(App and web page records)
⁂
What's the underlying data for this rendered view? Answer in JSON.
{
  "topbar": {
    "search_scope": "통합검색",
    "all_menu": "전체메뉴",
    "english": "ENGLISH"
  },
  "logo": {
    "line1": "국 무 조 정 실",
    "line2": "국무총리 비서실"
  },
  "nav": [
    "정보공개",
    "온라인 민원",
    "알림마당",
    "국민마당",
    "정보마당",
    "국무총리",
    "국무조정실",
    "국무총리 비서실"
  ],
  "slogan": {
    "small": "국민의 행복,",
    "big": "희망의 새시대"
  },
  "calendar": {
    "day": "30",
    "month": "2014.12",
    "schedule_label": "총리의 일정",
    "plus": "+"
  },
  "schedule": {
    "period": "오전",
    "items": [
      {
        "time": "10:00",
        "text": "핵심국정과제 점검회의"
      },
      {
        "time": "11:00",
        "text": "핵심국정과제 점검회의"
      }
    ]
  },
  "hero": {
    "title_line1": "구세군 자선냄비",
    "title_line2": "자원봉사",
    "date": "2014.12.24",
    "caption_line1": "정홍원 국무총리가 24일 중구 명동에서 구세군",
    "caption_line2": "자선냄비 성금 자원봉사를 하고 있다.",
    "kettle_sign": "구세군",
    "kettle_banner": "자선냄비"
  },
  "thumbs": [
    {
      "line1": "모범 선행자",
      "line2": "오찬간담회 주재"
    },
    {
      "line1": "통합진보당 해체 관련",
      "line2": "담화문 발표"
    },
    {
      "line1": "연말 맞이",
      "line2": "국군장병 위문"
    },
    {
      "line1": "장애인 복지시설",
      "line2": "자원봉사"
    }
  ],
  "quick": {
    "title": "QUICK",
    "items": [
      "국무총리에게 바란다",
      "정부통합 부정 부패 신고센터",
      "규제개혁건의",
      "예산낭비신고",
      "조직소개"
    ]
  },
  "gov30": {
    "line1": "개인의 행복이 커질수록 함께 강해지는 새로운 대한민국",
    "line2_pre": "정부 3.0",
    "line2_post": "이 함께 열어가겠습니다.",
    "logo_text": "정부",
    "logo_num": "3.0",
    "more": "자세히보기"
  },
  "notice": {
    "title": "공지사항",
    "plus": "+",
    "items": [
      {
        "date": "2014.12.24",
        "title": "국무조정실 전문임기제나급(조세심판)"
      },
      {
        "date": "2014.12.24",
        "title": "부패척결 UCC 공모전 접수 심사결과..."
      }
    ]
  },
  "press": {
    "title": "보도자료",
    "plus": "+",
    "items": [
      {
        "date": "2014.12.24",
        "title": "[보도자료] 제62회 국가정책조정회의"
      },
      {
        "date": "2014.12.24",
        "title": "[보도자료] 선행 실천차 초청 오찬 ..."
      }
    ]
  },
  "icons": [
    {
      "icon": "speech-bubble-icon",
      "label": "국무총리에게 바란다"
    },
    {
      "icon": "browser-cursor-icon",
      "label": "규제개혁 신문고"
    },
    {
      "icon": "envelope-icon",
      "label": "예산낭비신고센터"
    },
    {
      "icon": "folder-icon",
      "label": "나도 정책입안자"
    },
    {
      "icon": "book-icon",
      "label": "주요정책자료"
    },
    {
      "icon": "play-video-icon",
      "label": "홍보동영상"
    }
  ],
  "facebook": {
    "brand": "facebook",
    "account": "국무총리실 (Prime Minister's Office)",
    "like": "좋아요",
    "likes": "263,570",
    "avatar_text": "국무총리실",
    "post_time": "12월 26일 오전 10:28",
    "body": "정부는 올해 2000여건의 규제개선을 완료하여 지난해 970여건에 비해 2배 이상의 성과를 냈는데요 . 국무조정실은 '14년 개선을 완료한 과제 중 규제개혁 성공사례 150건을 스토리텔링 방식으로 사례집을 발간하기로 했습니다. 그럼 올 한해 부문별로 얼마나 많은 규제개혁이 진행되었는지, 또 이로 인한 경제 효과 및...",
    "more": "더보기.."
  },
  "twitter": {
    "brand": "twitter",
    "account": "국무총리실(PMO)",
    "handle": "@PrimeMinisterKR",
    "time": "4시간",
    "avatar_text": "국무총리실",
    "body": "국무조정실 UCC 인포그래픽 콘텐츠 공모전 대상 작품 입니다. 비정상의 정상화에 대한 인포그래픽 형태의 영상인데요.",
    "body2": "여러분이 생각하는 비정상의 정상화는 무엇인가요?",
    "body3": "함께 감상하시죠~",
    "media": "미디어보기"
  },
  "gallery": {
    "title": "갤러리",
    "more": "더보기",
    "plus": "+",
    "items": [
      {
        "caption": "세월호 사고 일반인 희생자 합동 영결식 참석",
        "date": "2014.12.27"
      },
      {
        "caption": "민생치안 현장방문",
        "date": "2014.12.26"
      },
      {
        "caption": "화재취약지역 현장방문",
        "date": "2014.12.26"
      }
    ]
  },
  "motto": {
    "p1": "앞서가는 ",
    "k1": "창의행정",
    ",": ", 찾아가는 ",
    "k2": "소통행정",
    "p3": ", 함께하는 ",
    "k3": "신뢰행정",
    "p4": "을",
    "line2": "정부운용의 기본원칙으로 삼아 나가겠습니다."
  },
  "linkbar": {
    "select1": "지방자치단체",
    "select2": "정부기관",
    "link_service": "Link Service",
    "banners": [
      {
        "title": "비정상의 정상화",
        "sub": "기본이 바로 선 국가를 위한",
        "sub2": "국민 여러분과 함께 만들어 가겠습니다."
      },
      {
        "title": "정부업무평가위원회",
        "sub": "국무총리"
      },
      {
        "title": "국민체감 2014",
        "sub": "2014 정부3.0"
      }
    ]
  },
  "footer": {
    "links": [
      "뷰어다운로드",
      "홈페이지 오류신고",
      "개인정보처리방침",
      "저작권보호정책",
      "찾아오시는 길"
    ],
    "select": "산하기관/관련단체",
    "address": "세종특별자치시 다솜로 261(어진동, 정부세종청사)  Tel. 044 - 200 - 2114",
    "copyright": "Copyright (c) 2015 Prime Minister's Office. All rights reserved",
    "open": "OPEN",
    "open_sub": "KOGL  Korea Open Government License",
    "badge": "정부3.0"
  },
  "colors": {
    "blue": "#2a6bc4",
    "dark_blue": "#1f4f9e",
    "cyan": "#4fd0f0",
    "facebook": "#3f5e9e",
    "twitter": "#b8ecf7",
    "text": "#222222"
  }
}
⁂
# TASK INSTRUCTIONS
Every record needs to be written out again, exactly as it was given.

# ANSWER TO THIS PROBLEM
What's the underlying data for this rendered view? Answer in JSON.
{
  "topbar": {
    "search_scope": "통합검색",
    "all_menu": "전체메뉴",
    "english": "ENGLISH"
  },
  "logo": {
    "line1": "국 무 조 정 실",
    "line2": "국무총리 비서실"
  },
  "nav": [
    "정보공개",
    "온라인 민원",
    "알림마당",
    "국민마당",
    "정보마당",
    "국무총리",
    "국무조정실",
    "국무총리 비서실"
  ],
  "slogan": {
    "small": "국민의 행복,",
    "big": "희망의 새시대"
  },
  "calendar": {
    "day": "30",
    "month": "2014.12",
    "schedule_label": "총리의 일정",
    "plus": "+"
  },
  "schedule": {
    "period": "오전",
    "items": [
      {
        "time": "10:00",
        "text": "핵심국정과제 점검회의"
      },
      {
        "time": "11:00",
        "text": "핵심국정과제 점검회의"
      }
    ]
  },
  "hero": {
    "title_line1": "구세군 자선냄비",
    "title_line2": "자원봉사",
    "date": "2014.12.24",
    "caption_line1": "정홍원 국무총리가 24일 중구 명동에서 구세군",
    "caption_line2": "자선냄비 성금 자원봉사를 하고 있다.",
    "kettle_sign": "구세군",
    "kettle_banner": "자선냄비"
  },
  "thumbs": [
    {
      "line1": "모범 선행자",
      "line2": "오찬간담회 주재"
    },
    {
      "line1": "통합진보당 해체 관련",
      "line2": "담화문 발표"
    },
    {
      "line1": "연말 맞이",
      "line2": "국군장병 위문"
    },
    {
      "line1": "장애인 복지시설",
      "line2": "자원봉사"
    }
  ],
  "quick": {
    "title": "QUICK",
    "items": [
      "국무총리에게 바란다",
      "정부통합 부정 부패 신고센터",
      "규제개혁건의",
      "예산낭비신고",
      "조직소개"
    ]
  },
  "gov30": {
    "line1": "개인의 행복이 커질수록 함께 강해지는 새로운 대한민국",
    "line2_pre": "정부 3.0",
    "line2_post": "이 함께 열어가겠습니다.",
    "logo_text": "정부",
    "logo_num": "3.0",
    "more": "자세히보기"
  },
  "notice": {
    "title": "공지사항",
    "plus": "+",
    "items": [
      {
        "date": "2014.12.24",
        "title": "국무조정실 전문임기제나급(조세심판)"
      },
      {
        "date": "2014.12.24",
        "title": "부패척결 UCC 공모전 접수 심사결과..."
      }
    ]
  },
  "press": {
    "title": "보도자료",
    "plus": "+",
    "items": [
      {
        "date": "2014.12.24",
        "title": "[보도자료] 제62회 국가정책조정회의"
      },
      {
        "date": "2014.12.24",
        "title": "[보도자료] 선행 실천차 초청 오찬 ..."
      }
    ]
  },
  "icons": [
    {
      "icon": "speech-bubble-icon",
      "label": "국무총리에게 바란다"
    },
    {
      "icon": "browser-cursor-icon",
      "label": "규제개혁 신문고"
    },
    {
      "icon": "envelope-icon",
      "label": "예산낭비신고센터"
    },
    {
      "icon": "folder-icon",
      "label": "나도 정책입안자"
    },
    {
      "icon": "book-icon",
      "label": "주요정책자료"
    },
    {
      "icon": "play-video-icon",
      "label": "홍보동영상"
    }
  ],
  "facebook": {
    "brand": "facebook",
    "account": "국무총리실 (Prime Minister's Office)",
    "like": "좋아요",
    "likes": "263,570",
    "avatar_text": "국무총리실",
    "post_time": "12월 26일 오전 10:28",
    "body": "정부는 올해 2000여건의 규제개선을 완료하여 지난해 970여건에 비해 2배 이상의 성과를 냈는데요 . 국무조정실은 '14년 개선을 완료한 과제 중 규제개혁 성공사례 150건을 스토리텔링 방식으로 사례집을 발간하기로 했습니다. 그럼 올 한해 부문별로 얼마나 많은 규제개혁이 진행되었는지, 또 이로 인한 경제 효과 및...",
    "more": "더보기.."
  },
  "twitter": {
    "brand": "twitter",
    "account": "국무총리실(PMO)",
    "handle": "@PrimeMinisterKR",
    "time": "4시간",
    "avatar_text": "국무총리실",
    "body": "국무조정실 UCC 인포그래픽 콘텐츠 공모전 대상 작품 입니다. 비정상의 정상화에 대한 인포그래픽 형태의 영상인데요.",
    "body2": "여러분이 생각하는 비정상의 정상화는 무엇인가요?",
    "body3": "함께 감상하시죠~",
    "media": "미디어보기"
  },
  "gallery": {
    "title": "갤러리",
    "more": "더보기",
    "plus": "+",
    "items": [
      {
        "caption": "세월호 사고 일반인 희생자 합동 영결식 참석",
        "date": "2014.12.27"
      },
      {
        "caption": "민생치안 현장방문",
        "date": "2014.12.26"
      },
      {
        "caption": "화재취약지역 현장방문",
        "date": "2014.12.26"
      }
    ]
  },
  "motto": {
    "p1": "앞서가는 ",
    "k1": "창의행정",
    ",": ", 찾아가는 ",
    "k2": "소통행정",
    "p3": ", 함께하는 ",
    "k3": "신뢰행정",
    "p4": "을",
    "line2": "정부운용의 기본원칙으로 삼아 나가겠습니다."
  },
  "linkbar": {
    "select1": "지방자치단체",
    "select2": "정부기관",
    "link_service": "Link Service",
    "banners": [
      {
        "title": "비정상의 정상화",
        "sub": "기본이 바로 선 국가를 위한",
        "sub2": "국민 여러분과 함께 만들어 가겠습니다."
      },
      {
        "title": "정부업무평가위원회",
        "sub": "국무총리"
      },
      {
        "title": "국민체감 2014",
        "sub": "2014 정부3.0"
      }
    ]
  },
  "footer": {
    "links": [
      "뷰어다운로드",
      "홈페이지 오류신고",
      "개인정보처리방침",
      "저작권보호정책",
      "찾아오시는 길"
    ],
    "select": "산하기관/관련단체",
    "address": "세종특별자치시 다솜로 261(어진동, 정부세종청사)  Tel. 044 - 200 - 2114",
    "copyright": "Copyright (c) 2015 Prime Minister's Office. All rights reserved",
    "open": "OPEN",
    "open_sub": "KOGL  Korea Open Government License",
    "badge": "정부3.0"
  },
  "colors": {
    "blue": "#2a6bc4",
    "dark_blue": "#1f4f9e",
    "cyan": "#4fd0f0",
    "facebook": "#3f5e9e",
    "twitter": "#b8ecf7",
    "text": "#222222"
  }
}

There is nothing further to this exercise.